### [Exercise goal]
Only an exact repetition of every entry counts as the answer.

═════ Records for this exercise ═════

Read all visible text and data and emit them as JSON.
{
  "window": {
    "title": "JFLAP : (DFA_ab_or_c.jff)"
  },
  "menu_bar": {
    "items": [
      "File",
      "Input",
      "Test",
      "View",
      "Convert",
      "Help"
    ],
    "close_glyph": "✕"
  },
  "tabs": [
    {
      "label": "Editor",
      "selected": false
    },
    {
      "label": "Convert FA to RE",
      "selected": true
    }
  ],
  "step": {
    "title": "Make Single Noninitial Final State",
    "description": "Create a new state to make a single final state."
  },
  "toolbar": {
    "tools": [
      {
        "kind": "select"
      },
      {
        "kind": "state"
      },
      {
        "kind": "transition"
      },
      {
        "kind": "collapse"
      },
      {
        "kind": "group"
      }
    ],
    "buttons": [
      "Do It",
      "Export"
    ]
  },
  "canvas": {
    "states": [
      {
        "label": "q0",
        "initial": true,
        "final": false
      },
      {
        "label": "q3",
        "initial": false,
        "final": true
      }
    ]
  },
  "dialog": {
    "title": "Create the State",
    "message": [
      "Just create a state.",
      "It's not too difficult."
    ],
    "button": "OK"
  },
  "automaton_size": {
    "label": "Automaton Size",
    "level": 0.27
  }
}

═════

### [Response]
Read all visible text and data and emit them as JSON.
{
  "window": {
    "title": "JFLAP : (DFA_ab_or_c.jff)"
  },
  "menu_bar": {
    "items": [
      "File",
      "Input",
      "Test",
      "View",
      "Convert",
      "Help"
    ],
    "close_glyph": "✕"
  },
  "tabs": [
    {
      "label": "Editor",
      "selected": false
    },
    {
      "label": "Convert FA to RE",
      "selected": true
    }
  ],
  "step": {
    "title": "Make Single Noninitial Final State",
    "description": "Create a new state to make a single final state."
  },
  "toolbar": {
    "tools": [
      {
        "kind": "select"
      },
      {
        "kind": "state"
      },
      {
        "kind": "transition"
      },
      {
        "kind": "collapse"
      },
      {
        "kind": "group"
      }
    ],
    "buttons": [
      "Do It",
      "Export"
    ]
  },
  "canvas": {
    "states": [
      {
        "label": "q0",
        "initial": true,
        "final": false
      },
      {
        "label": "q3",
        "initial": false,
        "final": true
      }
    ]
  },
  "dialog": {
    "title": "Create the State",
    "message": [
      "Just create a state.",
      "It's not too difficult."
    ],
    "button": "OK"
  },
  "automaton_size": {
    "label": "Automaton Size",
    "level": 0.27
  }
}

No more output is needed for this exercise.